I don’t deny it.
I can suffer the accusations of the damned and not betray my desire to fall asleep while fishing to my heart’s delight.
“She doesn’t change lures, either,” he says. “Fishes with the same one no matter the fish or the lake or the conditions.”
True. All of it. I like my favorite lure, Old Red. I stopped carrying other lures years ago because I’d never switch, even in a pinch.
One day, Steve and I had fished for four hours without a bite. The wind was blowing outside my green hut, and Steve looked miserable clamped to his camp chair in a parka. I could see that he’d tried every lure in his tackle box and drilled about 10 holes in the vicinity.
I figured I didn’t need to change lures because he was already testing every other variable. Theoretically, if he found one that worked, I could switch to it. But, as many times as that has happened, I still don’t change lures.
Perhaps it’s hard-headed superstition that makes me feel compelled to stick with Old Faithful. If you give up right before a thing might have worked, you will never know if it could have.
It wasn’t long before I found a way to lay across my camp chair with my head against the wall that gave me perfect reading light by the cut-away window.
When my eyes got heavy from reading, I set the open book on my face, which provided a nice sleep mask.
And if it weren’t for that nap, Steve could not tell everyone who we have ice fished with since, “She once caught the only fish of the day while sleeping in that thing.” It was a nice rainbow trout.
I remember feeling a tug on my line and falling out of my chair onto the ice. I wrestled the rod into my hands and fought the fish. It was a fighter, too.
When I unzipped my door flap with the fish still attached to my lure, I didn’t know the text from my book appeared stamped across my face. “You won’t believe it,” I said. “I hooked this fish while I was asleep!”
Steve looked at me from underneath the ruff of his parka, a lovely mist of snow blowing 20 mph across the lake, his line frozen stiff in a dime-size opening in the ice.
“I believe it,” he said.
The shanty allowed me to spend a day ice fishing when I might have otherwise given up because of weather — frustrated by cold hands, ice forming on my line, and the inability to read or take a nap in relative comfort.
My old green pop-up fishing shanty broke down this season. I had purchased it used from Trustworthy Hardware about 12 years ago, and it already had replacement rods. Those rods would get replaced again, and I used up a roll of green duct tape to match the fabric repairing holes.
It did not smell great — an authentic mix of fish slime and mildew. But I’d grown attached to it, like a favorite coat or hat. Other people could think the object of my affection was tattered, ugly or stinky. I didn’t care.
We’d had good times together. Once, a gust of wind flipped my tent, and I grabbed the bottom edge as air filled the inside like a sail. Soon, I was speeding across the slick surface of the lake, holding on over Steve’s shouts of “Let go, Let go!”
It was so much fun until I fell face-down on the ice and still didn’t let go as my shanty plowed us into overflow.
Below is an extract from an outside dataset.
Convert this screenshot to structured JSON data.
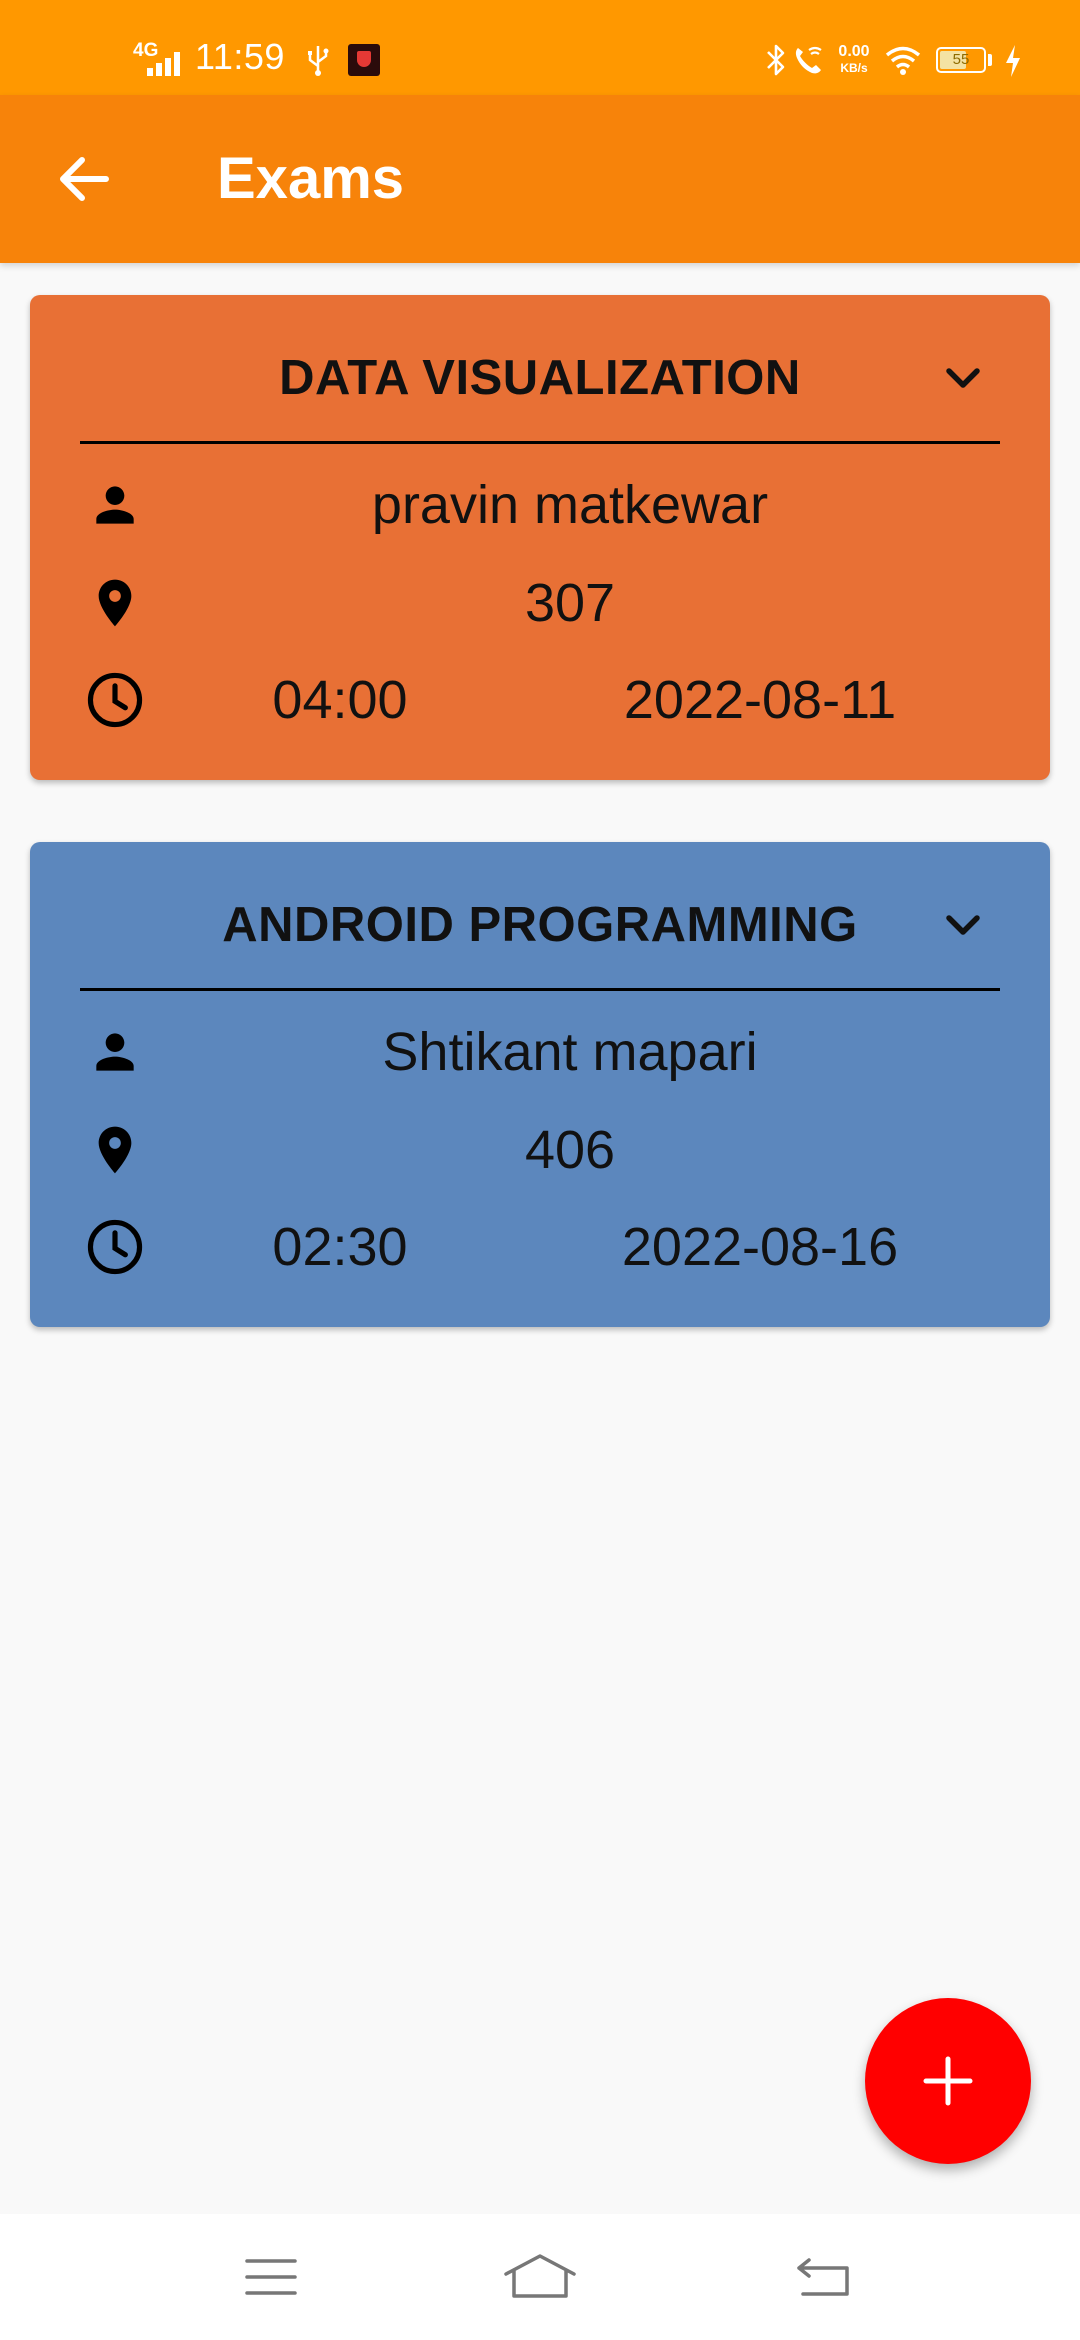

I was soaked but laughing. I didn’t want to lose my beloved shack or see it mangled against a tree.
It was about 25 pounds and easy to haul the miles back to good fishing lakes, and I wish I’d kept track of all the places it had been.
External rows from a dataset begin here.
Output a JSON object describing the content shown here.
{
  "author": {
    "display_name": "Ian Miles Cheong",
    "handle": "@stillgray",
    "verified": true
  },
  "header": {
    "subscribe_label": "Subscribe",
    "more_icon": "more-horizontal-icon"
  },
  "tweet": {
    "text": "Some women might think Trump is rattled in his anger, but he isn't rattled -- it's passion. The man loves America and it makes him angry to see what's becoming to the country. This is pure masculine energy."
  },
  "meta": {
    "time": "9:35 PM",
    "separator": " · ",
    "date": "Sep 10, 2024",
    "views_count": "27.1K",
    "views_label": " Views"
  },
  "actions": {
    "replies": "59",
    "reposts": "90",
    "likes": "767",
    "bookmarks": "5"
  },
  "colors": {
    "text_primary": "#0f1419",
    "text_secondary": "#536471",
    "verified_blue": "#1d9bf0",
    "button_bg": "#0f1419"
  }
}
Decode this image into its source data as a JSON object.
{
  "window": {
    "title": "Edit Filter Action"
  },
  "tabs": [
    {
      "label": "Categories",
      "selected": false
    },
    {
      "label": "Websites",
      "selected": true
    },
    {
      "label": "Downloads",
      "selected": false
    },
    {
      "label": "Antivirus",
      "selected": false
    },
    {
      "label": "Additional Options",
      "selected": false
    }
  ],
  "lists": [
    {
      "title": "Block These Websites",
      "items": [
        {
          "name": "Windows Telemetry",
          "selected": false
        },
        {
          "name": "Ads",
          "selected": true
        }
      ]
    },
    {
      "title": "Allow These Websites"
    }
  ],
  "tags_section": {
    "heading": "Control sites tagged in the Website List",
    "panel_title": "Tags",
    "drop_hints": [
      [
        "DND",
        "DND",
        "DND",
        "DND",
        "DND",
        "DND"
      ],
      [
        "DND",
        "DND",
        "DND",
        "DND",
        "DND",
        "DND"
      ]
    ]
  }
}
This season, I punched in one hole too many. Time and use had so worn the fabric that light came in through the broken-down weave. It was beyond repair.
The manufacturer doesn’t make this particular shelter in green anymore. I had picked it out without much experience — I just wanted an affordable wind block and indoor space for my heater.
I’m not sure why I decided to upgrade from a pop-up to a flip-over, but I had time to shop and consider all the options and features I never knew existed when I got my first shanty.
I ended up purchasing a monster-size tub shanty that weighs over 110 pounds. I could probably pull it a half-mile, maybe. I liked the idea of a shelter built on a sled that you could just flip over your head for ease of mobility, and the white fabric would let in more light than darker colors.
It had so many features — honey-comb quilted thermal fabric, cushioned boat seats on sliders so you could go back and forth. Pockets, coat hooks, rod holders. It even had a little flag I could put on top so others could see me.
On my first day on the ice, I looked around my upgraded surroundings, enjoying that new shanty smell. But it was almost too nice. I missed my old pop-up.
At 12 weeks old, Rigby, our chocolate Lab, climbed up on the other captain’s chair, and the two of us looked out chalet-style windows to the lake. My co-pilot seemed to like it. Maybe he could help me pull it when he grows up.
A few days later, I purchased a new version of my old shanty with all of the original lack of features. The only difference was that it was red instead of green and a fraction of the fancy white monster’s price. Sometimes you get it right the first time.
Christine Cunningham is a lifelong Alaskan who lives in Kenai.